(Entries from a dataset of interfaces)
^^^^
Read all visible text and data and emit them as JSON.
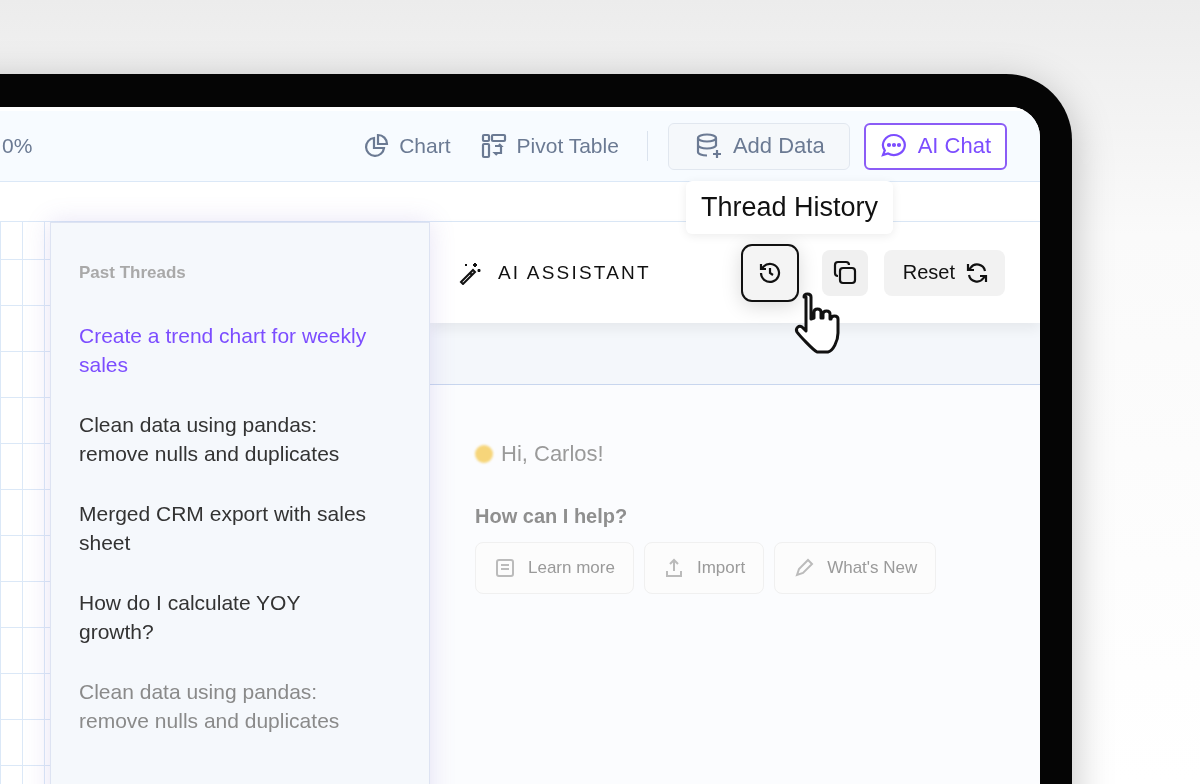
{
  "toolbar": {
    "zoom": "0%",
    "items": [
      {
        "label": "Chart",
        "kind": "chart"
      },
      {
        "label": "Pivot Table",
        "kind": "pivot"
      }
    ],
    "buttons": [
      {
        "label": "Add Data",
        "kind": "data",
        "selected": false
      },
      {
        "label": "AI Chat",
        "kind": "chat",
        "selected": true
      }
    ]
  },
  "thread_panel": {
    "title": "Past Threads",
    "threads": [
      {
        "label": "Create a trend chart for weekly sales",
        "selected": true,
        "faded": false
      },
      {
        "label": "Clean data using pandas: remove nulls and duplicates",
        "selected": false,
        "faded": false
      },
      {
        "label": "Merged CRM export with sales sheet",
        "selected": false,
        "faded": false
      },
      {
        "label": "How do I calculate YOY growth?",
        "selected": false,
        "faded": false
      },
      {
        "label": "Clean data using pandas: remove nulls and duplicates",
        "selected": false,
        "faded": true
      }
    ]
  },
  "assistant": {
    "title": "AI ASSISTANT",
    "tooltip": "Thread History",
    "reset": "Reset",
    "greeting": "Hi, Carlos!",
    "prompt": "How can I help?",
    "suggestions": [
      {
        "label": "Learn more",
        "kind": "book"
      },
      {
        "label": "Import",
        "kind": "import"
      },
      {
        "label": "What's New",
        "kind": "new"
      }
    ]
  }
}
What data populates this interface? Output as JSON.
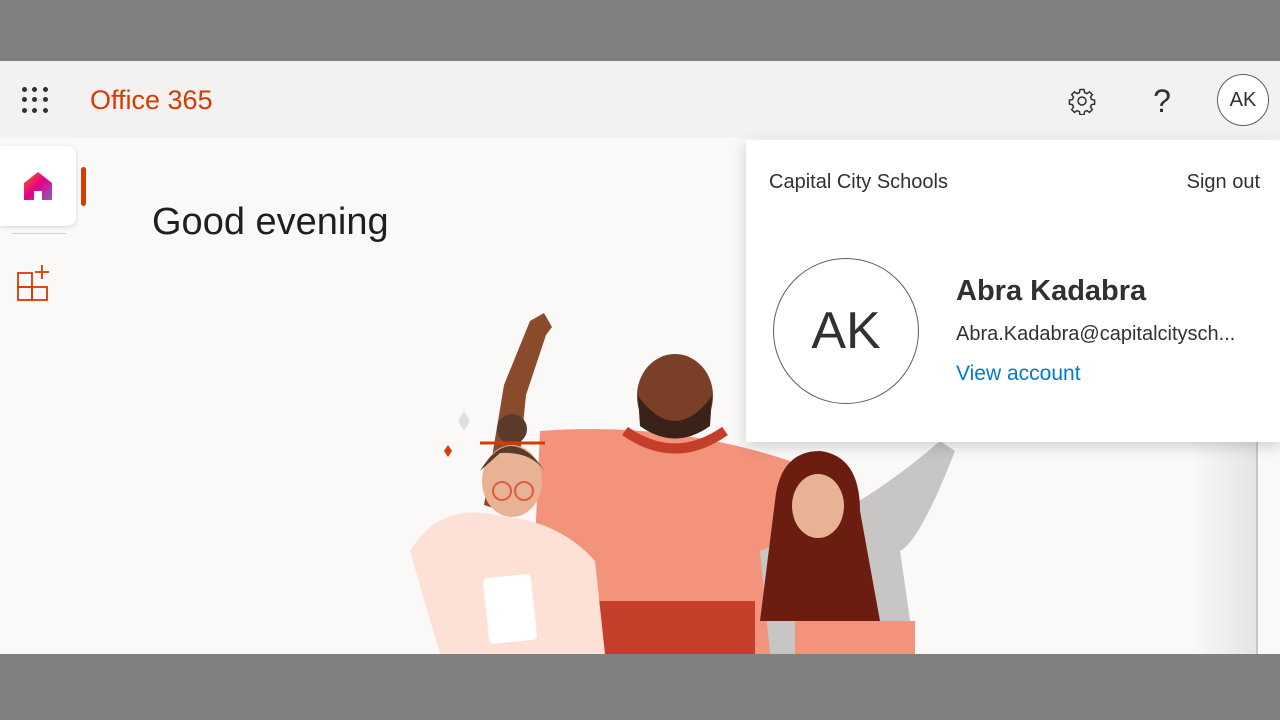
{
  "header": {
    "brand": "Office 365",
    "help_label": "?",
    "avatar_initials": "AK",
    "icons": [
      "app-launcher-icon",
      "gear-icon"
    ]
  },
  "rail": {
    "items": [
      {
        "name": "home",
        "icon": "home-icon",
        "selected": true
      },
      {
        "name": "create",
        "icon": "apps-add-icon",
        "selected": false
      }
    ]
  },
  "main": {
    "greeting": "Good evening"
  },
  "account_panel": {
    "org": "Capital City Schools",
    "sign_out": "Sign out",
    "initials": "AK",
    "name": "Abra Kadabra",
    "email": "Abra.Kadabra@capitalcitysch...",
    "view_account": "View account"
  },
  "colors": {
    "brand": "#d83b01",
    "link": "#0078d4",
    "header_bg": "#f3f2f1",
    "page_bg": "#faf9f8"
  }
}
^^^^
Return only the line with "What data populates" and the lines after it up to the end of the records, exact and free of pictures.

--- Answer box ---
What data populates this interface? Output as JSON.
{
  "header": {
    "brand": "Office 365",
    "help_label": "?",
    "avatar_initials": "AK",
    "icons": [
      "app-launcher-icon",
      "gear-icon"
    ]
  },
  "rail": {
    "items": [
      {
        "name": "home",
        "icon": "home-icon",
        "selected": true
      },
      {
        "name": "create",
        "icon": "apps-add-icon",
        "selected": false
      }
    ]
  },
  "main": {
    "greeting": "Good evening"
  },
  "account_panel": {
    "org": "Capital City Schools",
    "sign_out": "Sign out",
    "initials": "AK",
    "name": "Abra Kadabra",
    "email": "Abra.Kadabra@capitalcitysch...",
    "view_account": "View account"
  },
  "colors": {
    "brand": "#d83b01",
    "link": "#0078d4",
    "header_bg": "#f3f2f1",
    "page_bg": "#faf9f8"
  }
}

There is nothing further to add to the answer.